O’Callaghan completes bunker renovation at Friendly Hills

  • Friendly Hills

    Casey O’Callaghan has completed a bunker renovation at Friendly Hills Country Club

  • Friendly Hills

    The new bunker style creates a bold visual impact

  • Friendly Hills

    Leading edges have been lowered to improve visibility

  • Friendly Hills

    The ninth green complex, before work began…

  • Friendly Hills

    …during construction…

  • Friendly Hills

    …and with the renovated bunkers in place

Richard Humphreys
By Richard Humphreys

Golf course architect Casey O’Callaghan has completed a bunker renovation project at Friendly Hills Country Club in Los Angeles, California.

The private club is celebrating its 50th anniversary this year, its Jimmy Hines-designed course having opened in 1968. O’Callaghan has been working with the club for the past fifteen years and in 2017 his firm was commissioned to oversee the redesign of bunkers throughout the course.

Following a nine-month planning, approval and design process, work began in June 2018 and was completed in September.

“The main goal of the project was to enhance and improve the sand bunkers throughout the course while addressing existing playability, maintenance, and accessibility concerns,” said O’Callaghan.

"There had been no significant changes to the bunkers, other than replacing sand and drainage, since the course was built. A few bunkers had been added over the years that did not blend with the existing design.

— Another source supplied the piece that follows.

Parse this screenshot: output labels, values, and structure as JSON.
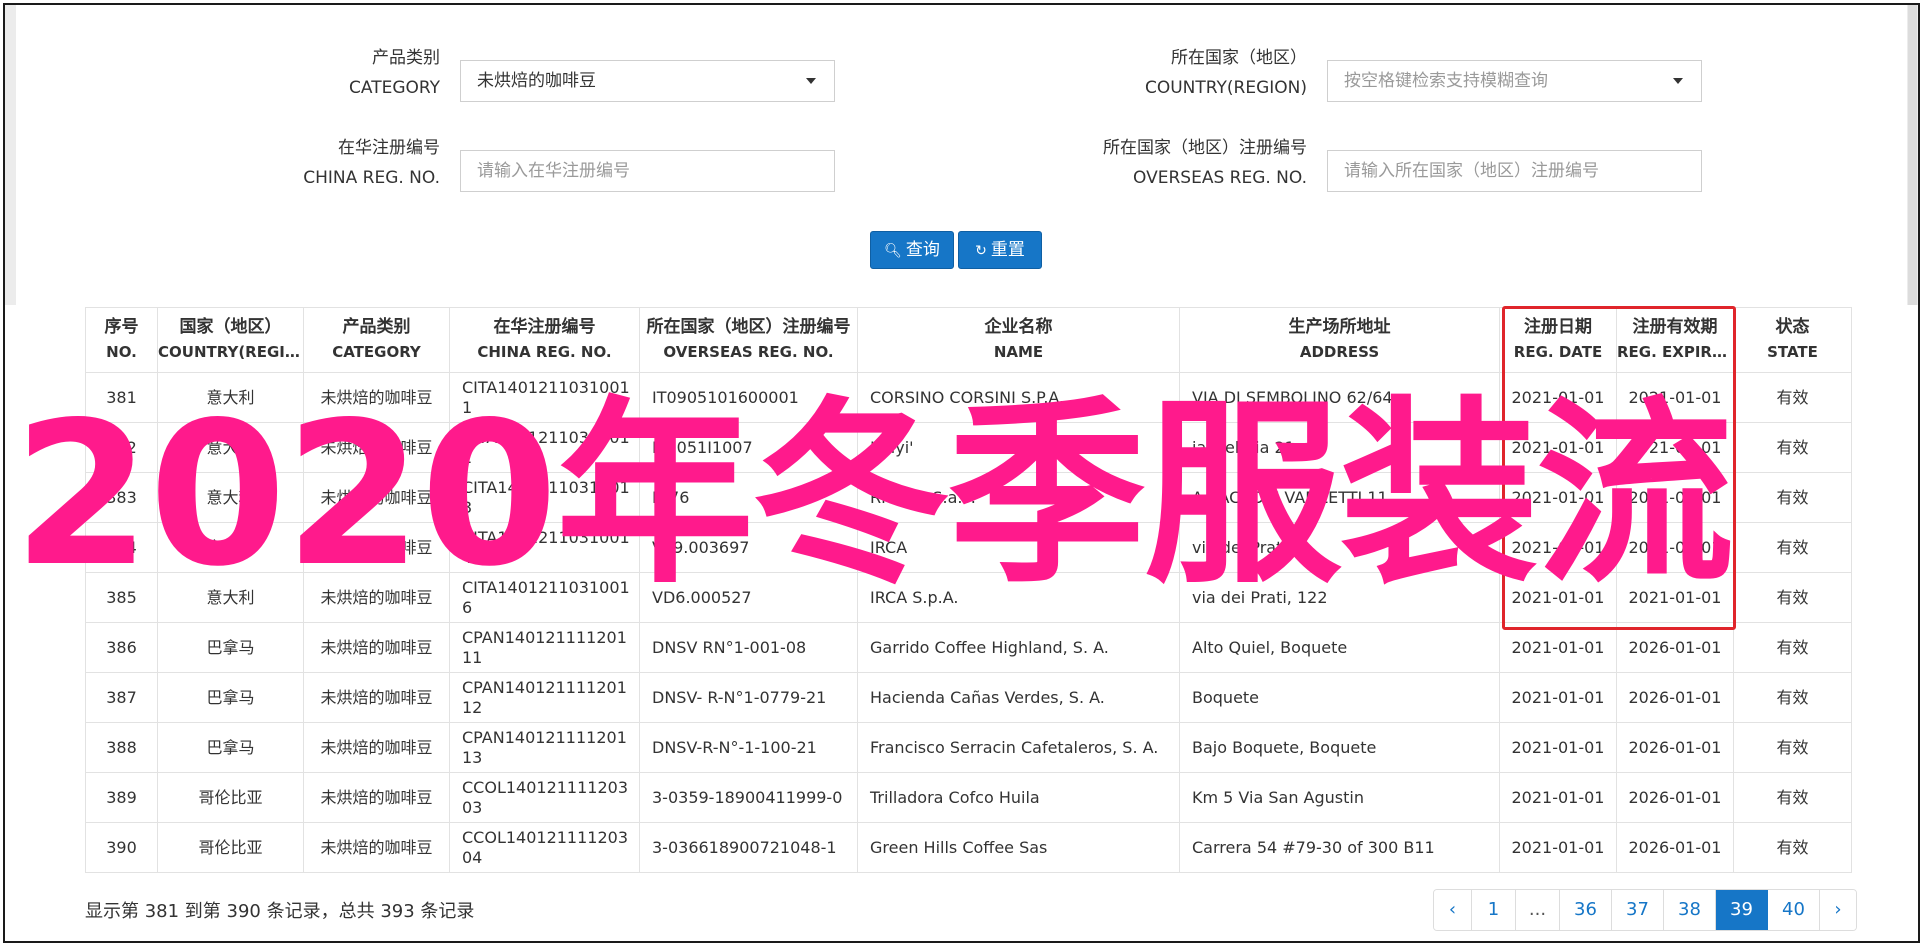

These bunkers and the existing ones had grown over the years to large oval or slightly rounded shapes that had been transformed over years by maintenance practices and sand that had exited the bunkers from play.

“The new bunker design focused on creating a bold visual impact to the golf experience. The leading edges were lowered for better visibility from the tee and landing areas and the support mounding was shaped to give more massing and support to the bunker edges.”

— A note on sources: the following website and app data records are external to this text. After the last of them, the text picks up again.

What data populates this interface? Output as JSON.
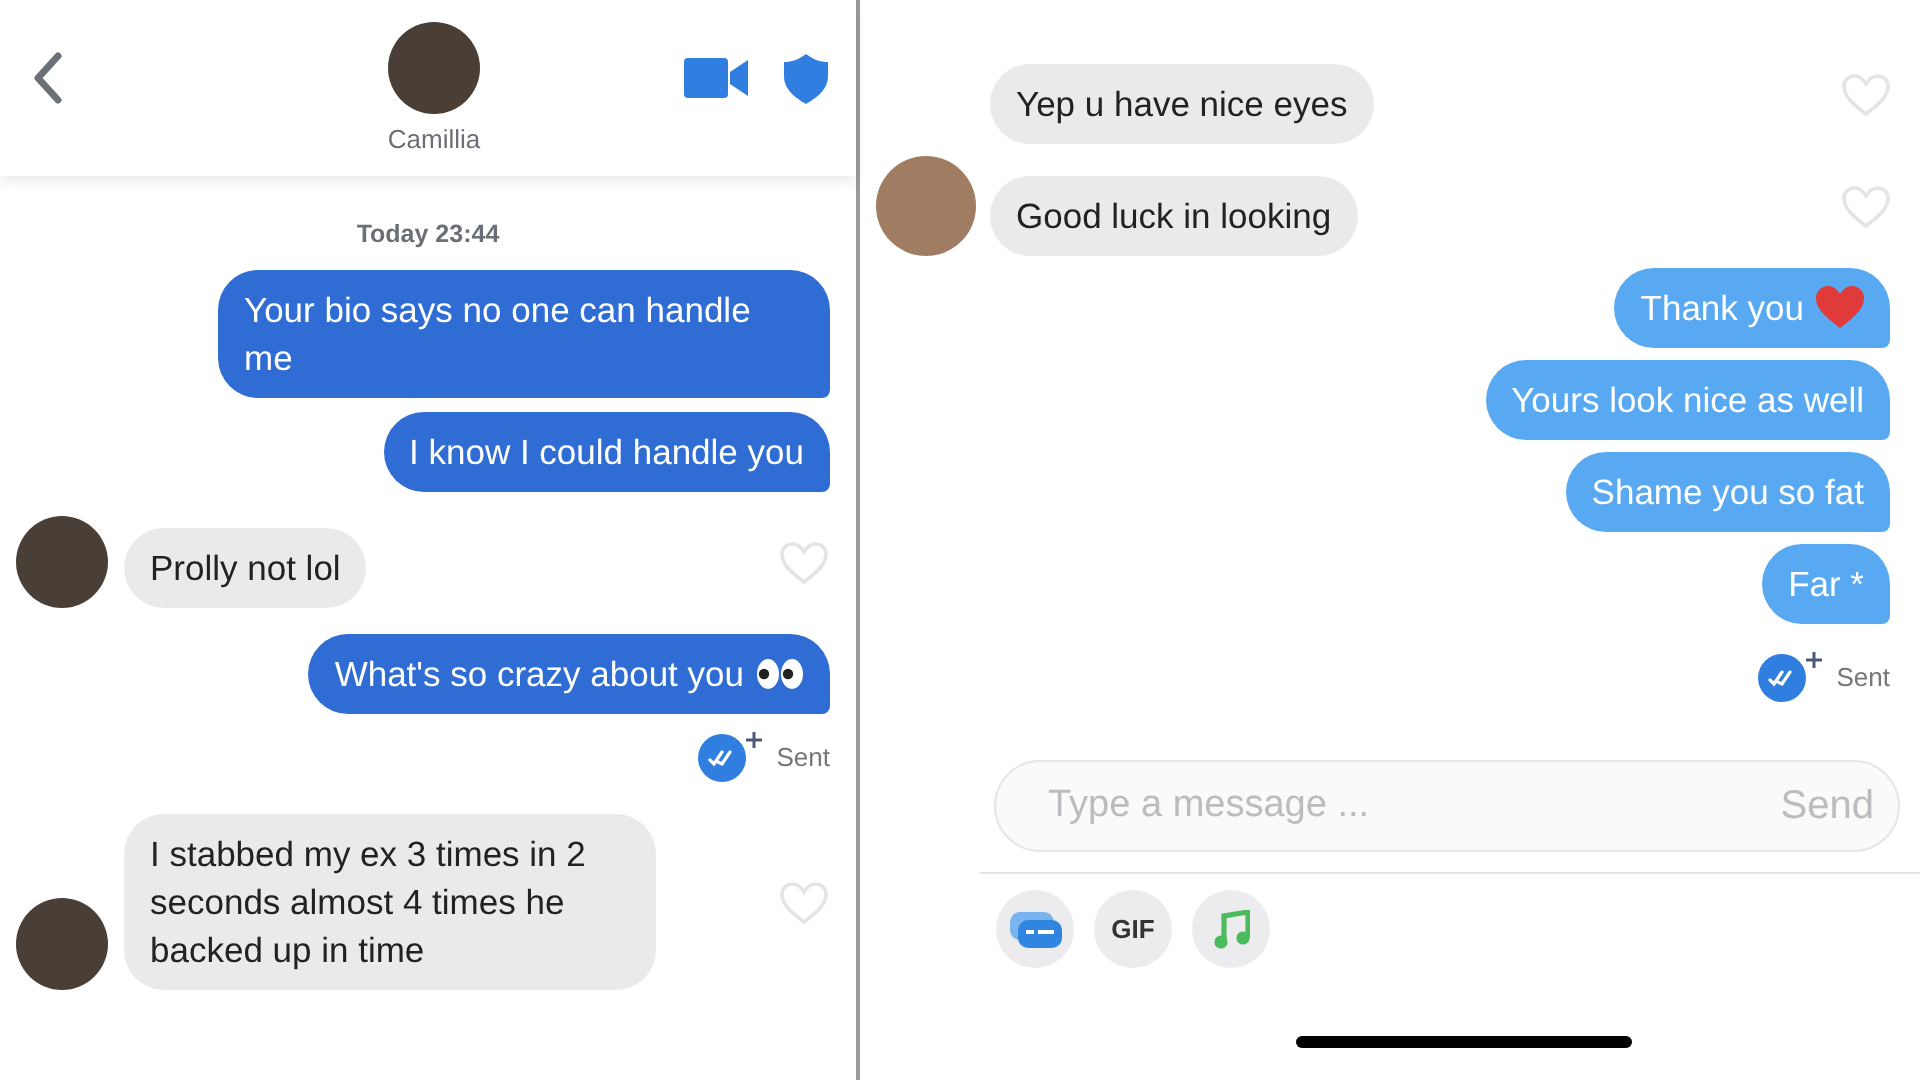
{
  "panels": [
    {
      "header": {
        "name": "Camillia"
      },
      "date_label": "Today 23:44",
      "messages": [
        {
          "kind": "sent",
          "text": "Your bio says no one can handle me"
        },
        {
          "kind": "sent",
          "text": "I know I could handle you"
        },
        {
          "kind": "received",
          "text": "Prolly not lol",
          "show_avatar": true,
          "liked": false
        },
        {
          "kind": "sent",
          "text": "What's so crazy about you",
          "trailing_emoji": {
            "kind": "eyes"
          }
        },
        {
          "kind": "receipt",
          "text": "Sent"
        },
        {
          "kind": "received",
          "text": "I stabbed my ex 3 times in 2 seconds almost 4 times he backed up in time",
          "show_avatar": true,
          "liked": false
        }
      ]
    },
    {
      "messages": [
        {
          "kind": "received",
          "text": "Yep u have nice eyes",
          "show_avatar": false,
          "liked": false
        },
        {
          "kind": "received",
          "text": "Good luck in looking",
          "show_avatar": true,
          "liked": false
        },
        {
          "kind": "sent",
          "text": "Thank you",
          "trailing_emoji": {
            "kind": "heart"
          }
        },
        {
          "kind": "sent",
          "text": "Yours look nice as well"
        },
        {
          "kind": "sent",
          "text": "Shame you so fat"
        },
        {
          "kind": "sent",
          "text": "Far *"
        },
        {
          "kind": "receipt",
          "text": "Sent"
        }
      ],
      "composer": {
        "placeholder": "Type a message ...",
        "send": "Send"
      },
      "attachments": [
        {
          "kind": "card"
        },
        {
          "kind": "gif",
          "label": "GIF"
        },
        {
          "kind": "music"
        }
      ]
    }
  ]
}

A key element of the approval process with the membership was the ability to minimise impact of play by only having three holes under construction at any one time. “We implemented temporary tees and temporary greens on these holes so that members could play all eighteen holes throughout the construction period,” said O’Callaghan.

Many of the greenside bunkers were previously ten to fifteen feet away from the putting surfaces, meaning they were more likely to be found by higher handicap golfers who may miss the green by some distance, rather than better players whose missed shots often landed in short grass between the green and bunkers.

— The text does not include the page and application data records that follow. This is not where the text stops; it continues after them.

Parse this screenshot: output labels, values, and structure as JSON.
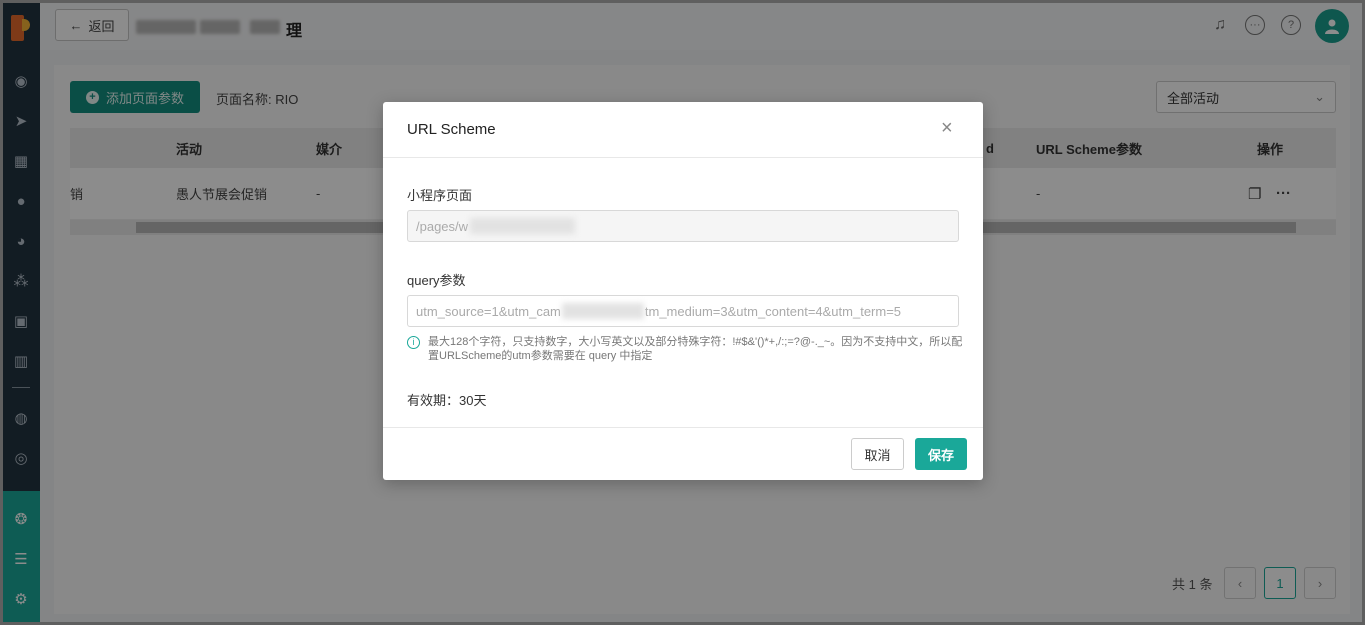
{
  "header": {
    "back_label": "返回",
    "title_suffix": "理"
  },
  "toolbar": {
    "add_label": "添加页面参数",
    "page_name": "页面名称: RIO",
    "activity_select": "全部活动"
  },
  "table": {
    "columns": {
      "activity": "活动",
      "medium": "媒介",
      "partial_id": "d",
      "url_scheme_params": "URL Scheme参数",
      "actions": "操作"
    },
    "rows": [
      {
        "first": "销",
        "activity": "愚人节展会促销",
        "medium": "-",
        "url_scheme_params": "-",
        "more": "···"
      }
    ]
  },
  "pagination": {
    "total": "共 1 条",
    "current_page": "1",
    "prev": "‹",
    "next": "›"
  },
  "modal": {
    "title": "URL Scheme",
    "close": "×",
    "page_label": "小程序页面",
    "page_value": "/pages/w",
    "query_label": "query参数",
    "query_value_start": "utm_source=1&utm_cam",
    "query_value_end": "tm_medium=3&utm_content=4&utm_term=5",
    "hint_icon": "i",
    "hint_text": "最大128个字符，只支持数字，大小写英文以及部分特殊字符：!#$&'()*+,/:;=?@-._~。因为不支持中文，所以配置URLScheme的utm参数需要在 query 中指定",
    "validity": "有效期：30天",
    "cancel": "取消",
    "save": "保存"
  },
  "colors": {
    "primary": "#1aa899",
    "sidebar": "#223340"
  }
}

Several greenside bunkers did not blend with the surrounding terrain and they have been reshaped to tie in with the contour of the green and the surrounding land features.

“The fairway bunkers were also adjusted to give golfers of all abilities multiple strategic options for their tee shots,” said O’Callaghan. “Many that were located 200 to 220 yards off the tee were either relocated or removed to make the course more playable for the higher handicap golfer.

Polylast bunker liner was installed to reduce sand contamination and to mitigate wash outs during heavy rains.

“There was 90,000 square feet of existing sand bunkers that needed to be maintained. We were able to reduce the new bunker area to 70,000 square feet while creating a greater visible impact throughout the course. The sand from the existing bunkers was used as a sand cap for the walk on areas between the cart path and green to minimise compaction in high traffic areas.

“Many of the existing sand bunkers had one or two points of entry and exit to the bunkers,” said O’Callaghan. “Furthermore, many of the bunkers had steeper slopes that made getting in and out of the bunkers difficult. The new design incorporated multiple points of access for the golfers. Many of the new grass noses allow for golfers to walk straight from the sand bunkers directly to the green surface.”

In addition to the bunker work, the fairway landing area on the seventh has been regraded. “The existing hole sloped severely from right to left and funnel tee shots toward one of the fairway bunkers or one small patch of fairway collection area that was full of divots,” said O’Callaghan. “The newly graded fairway has less slope and allows tee shots to come to rest in multiple locations within the landing area.”

The project saw O’Callaghan collaborate with the club’s general manager Russ Onizuka and golf course superintendent Nephi Diaz, and contractor American Landscape. Drew Littlefield and Zack Varty were on site daily working on design enhancements and shaping bunkers.